» Directions: In full and without alteration, output each record given here.

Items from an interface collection
::::::::::

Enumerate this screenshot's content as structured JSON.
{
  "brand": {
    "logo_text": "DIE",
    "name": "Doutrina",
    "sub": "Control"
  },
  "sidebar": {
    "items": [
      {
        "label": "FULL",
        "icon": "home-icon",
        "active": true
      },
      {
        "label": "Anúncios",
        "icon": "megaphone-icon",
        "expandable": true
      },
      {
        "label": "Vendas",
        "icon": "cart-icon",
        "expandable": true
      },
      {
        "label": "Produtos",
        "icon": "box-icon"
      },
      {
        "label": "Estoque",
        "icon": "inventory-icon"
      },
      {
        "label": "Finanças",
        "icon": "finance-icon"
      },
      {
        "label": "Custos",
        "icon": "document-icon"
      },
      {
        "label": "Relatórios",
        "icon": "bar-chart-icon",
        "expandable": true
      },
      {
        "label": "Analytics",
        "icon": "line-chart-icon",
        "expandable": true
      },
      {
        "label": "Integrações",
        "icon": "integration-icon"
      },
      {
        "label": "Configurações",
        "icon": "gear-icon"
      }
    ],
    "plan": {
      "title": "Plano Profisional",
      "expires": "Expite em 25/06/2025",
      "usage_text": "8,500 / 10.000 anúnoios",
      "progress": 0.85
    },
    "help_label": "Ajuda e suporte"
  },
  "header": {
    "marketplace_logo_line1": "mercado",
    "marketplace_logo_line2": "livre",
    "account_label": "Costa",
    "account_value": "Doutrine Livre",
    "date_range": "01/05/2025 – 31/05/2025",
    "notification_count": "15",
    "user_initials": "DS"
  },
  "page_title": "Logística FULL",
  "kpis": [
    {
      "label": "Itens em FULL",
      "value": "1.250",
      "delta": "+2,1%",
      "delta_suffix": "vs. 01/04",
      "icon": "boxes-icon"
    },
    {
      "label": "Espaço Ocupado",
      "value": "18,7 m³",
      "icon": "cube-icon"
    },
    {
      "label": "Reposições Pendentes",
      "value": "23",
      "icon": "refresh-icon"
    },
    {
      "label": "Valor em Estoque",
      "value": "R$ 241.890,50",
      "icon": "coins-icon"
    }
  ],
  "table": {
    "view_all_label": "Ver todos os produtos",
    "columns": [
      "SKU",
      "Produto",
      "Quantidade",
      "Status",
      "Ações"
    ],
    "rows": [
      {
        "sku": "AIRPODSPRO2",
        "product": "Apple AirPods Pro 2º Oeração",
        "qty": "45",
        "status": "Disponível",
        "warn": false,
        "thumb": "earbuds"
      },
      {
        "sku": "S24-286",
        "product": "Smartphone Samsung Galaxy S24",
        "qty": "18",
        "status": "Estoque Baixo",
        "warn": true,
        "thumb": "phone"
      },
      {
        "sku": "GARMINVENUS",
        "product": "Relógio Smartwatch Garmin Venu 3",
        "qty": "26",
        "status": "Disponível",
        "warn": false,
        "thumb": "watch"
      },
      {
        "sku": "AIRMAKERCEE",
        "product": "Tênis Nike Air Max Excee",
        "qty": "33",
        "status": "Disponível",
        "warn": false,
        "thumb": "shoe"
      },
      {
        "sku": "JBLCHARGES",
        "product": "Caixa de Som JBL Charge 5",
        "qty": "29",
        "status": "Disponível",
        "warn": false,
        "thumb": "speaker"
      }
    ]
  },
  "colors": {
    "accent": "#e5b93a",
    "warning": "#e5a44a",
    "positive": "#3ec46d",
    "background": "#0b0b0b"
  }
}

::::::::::

» Answer space:
Enumerate this screenshot's content as structured JSON.
{
  "brand": {
    "logo_text": "DIE",
    "name": "Doutrina",
    "sub": "Control"
  },
  "sidebar": {
    "items": [
      {
        "label": "FULL",
        "icon": "home-icon",
        "active": true
      },
      {
        "label": "Anúncios",
        "icon": "megaphone-icon",
        "expandable": true
      },
      {
        "label": "Vendas",
        "icon": "cart-icon",
        "expandable": true
      },
      {
        "label": "Produtos",
        "icon": "box-icon"
      },
      {
        "label": "Estoque",
        "icon": "inventory-icon"
      },
      {
        "label": "Finanças",
        "icon": "finance-icon"
      },
      {
        "label": "Custos",
        "icon": "document-icon"
      },
      {
        "label": "Relatórios",
        "icon": "bar-chart-icon",
        "expandable": true
      },
      {
        "label": "Analytics",
        "icon": "line-chart-icon",
        "expandable": true
      },
      {
        "label": "Integrações",
        "icon": "integration-icon"
      },
      {
        "label": "Configurações",
        "icon": "gear-icon"
      }
    ],
    "plan": {
      "title": "Plano Profisional",
      "expires": "Expite em 25/06/2025",
      "usage_text": "8,500 / 10.000 anúnoios",
      "progress": 0.85
    },
    "help_label": "Ajuda e suporte"
  },
  "header": {
    "marketplace_logo_line1": "mercado",
    "marketplace_logo_line2": "livre",
    "account_label": "Costa",
    "account_value": "Doutrine Livre",
    "date_range": "01/05/2025 – 31/05/2025",
    "notification_count": "15",
    "user_initials": "DS"
  },
  "page_title": "Logística FULL",
  "kpis": [
    {
      "label": "Itens em FULL",
      "value": "1.250",
      "delta": "+2,1%",
      "delta_suffix": "vs. 01/04",
      "icon": "boxes-icon"
    },
    {
      "label": "Espaço Ocupado",
      "value": "18,7 m³",
      "icon": "cube-icon"
    },
    {
      "label": "Reposições Pendentes",
      "value": "23",
      "icon": "refresh-icon"
    },
    {
      "label": "Valor em Estoque",
      "value": "R$ 241.890,50",
      "icon": "coins-icon"
    }
  ],
  "table": {
    "view_all_label": "Ver todos os produtos",
    "columns": [
      "SKU",
      "Produto",
      "Quantidade",
      "Status",
      "Ações"
    ],
    "rows": [
      {
        "sku": "AIRPODSPRO2",
        "product": "Apple AirPods Pro 2º Oeração",
        "qty": "45",
        "status": "Disponível",
        "warn": false,
        "thumb": "earbuds"
      },
      {
        "sku": "S24-286",
        "product": "Smartphone Samsung Galaxy S24",
        "qty": "18",
        "status": "Estoque Baixo",
        "warn": true,
        "thumb": "phone"
      },
      {
        "sku": "GARMINVENUS",
        "product": "Relógio Smartwatch Garmin Venu 3",
        "qty": "26",
        "status": "Disponível",
        "warn": false,
        "thumb": "watch"
      },
      {
        "sku": "AIRMAKERCEE",
        "product": "Tênis Nike Air Max Excee",
        "qty": "33",
        "status": "Disponível",
        "warn": false,
        "thumb": "shoe"
      },
      {
        "sku": "JBLCHARGES",
        "product": "Caixa de Som JBL Charge 5",
        "qty": "29",
        "status": "Disponível",
        "warn": false,
        "thumb": "speaker"
      }
    ]
  },
  "colors": {
    "accent": "#e5b93a",
    "warning": "#e5a44a",
    "positive": "#3ec46d",
    "background": "#0b0b0b"
  }
}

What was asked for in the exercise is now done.